  • Swiss Society of Tropical Medicine and Parasitology
  • The European Scientific Counsel for Companion Animal Parasites
  • The Japanese Society of Parasitology

Major Pharmaceutical Companies/Labs working on Parasitic infections


  • Abbott Laboratories
  • Ariad Pharmaceuticals
  • AstellasPharma US, Inc.
  • Bristol-Myers Squibb
  • Baxter International Worldwide
  • Cubist Pharmaceuticals, Inc.
  • Eli Lilly
  • Merck & Co.
  • Mylan Laboratories
  • Pfizer Inc

World Wide

  • Bayer HealthCare
  • Dainippon Sumitomo Pharma
  • Elder Pharmaceuticals
  • Ego Pharmaceuticals
  • Ferring Pharmaceuticals
  • Fresenius Medical Care
  • GlaxoSmithKline
  • Gilead Sciences
  • Hikma Pharmaceuticals
  • H. Lundbeck
  • Janssen Pharmaceutica
  • Kyowa Hakko
  • Lepetit Pharmaceuticals
  • Panacea Biotec Ltd
  • Sanofi-Aventis
  • Salix Pharmaceuticals
  • Valeant Pharmaceuticals

Market Growth of Parasitic Drugs Manufacturers Worldwide

Universities Associated with Parasitology Research


  • Arizona State University
  • Harvard University
  • Keele University
  • Louisiana State University Health Sciences Center 
  • Michigan State University
  • New York University 
  • Shandong University 
  • The University of Illinois
  • Texas A&M University
  • Tulane University

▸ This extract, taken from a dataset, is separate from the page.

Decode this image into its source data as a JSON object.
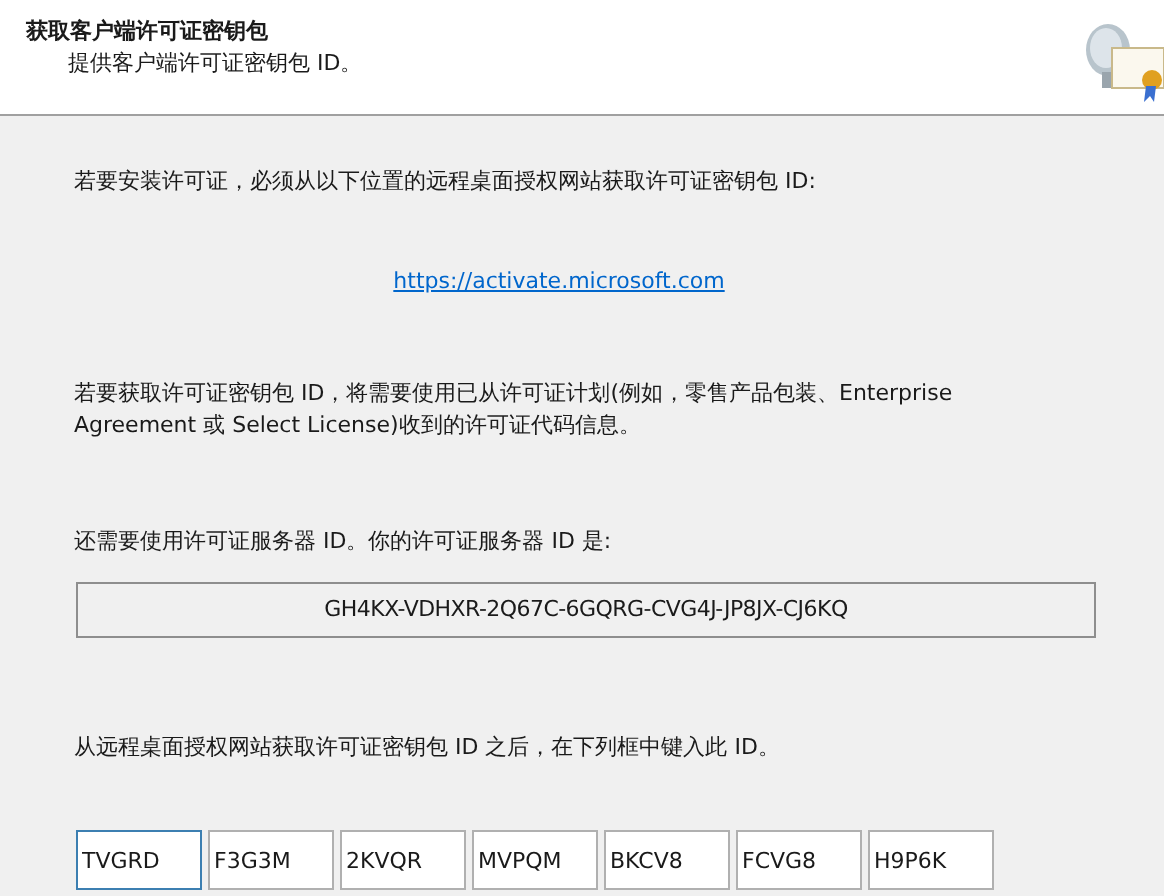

World Wide

  • Aga Khan University
  • Moscow State University
  • McGill University
  • University of Florida
  • University of Minnesota Worldwide
  • University Copenhagen
  • University Otago
  • University Queensland
  • University Leiden
  • University Melbourne
  • University Alberta
  • University Leeds
  • University Kiel
  • University Leipzig
  • University of Toronto  

Fund Allotment to Parasitology Research


Prevention and Control of Parasitic Diseases

With strong public health programs, political will, financial backing, proper sanitation, mass drug administration and insect control certain human parasitic diseases can be controlled and even eliminated. For eg, in the US mosquito abatement programs after World War II almost eliminated malaria from the country, and hookworm elimination programs in the early 20th century significantly reduced hookworm infections in the South. These efforts had profound effects on the local economy, health and wellbeing. However, for a variety of reasons (political, financial, ecological and biological) it is difficult to control or eliminate certain parasitic pathogens from a region, hence there is need for new cost effective therapies for human parasitic disease.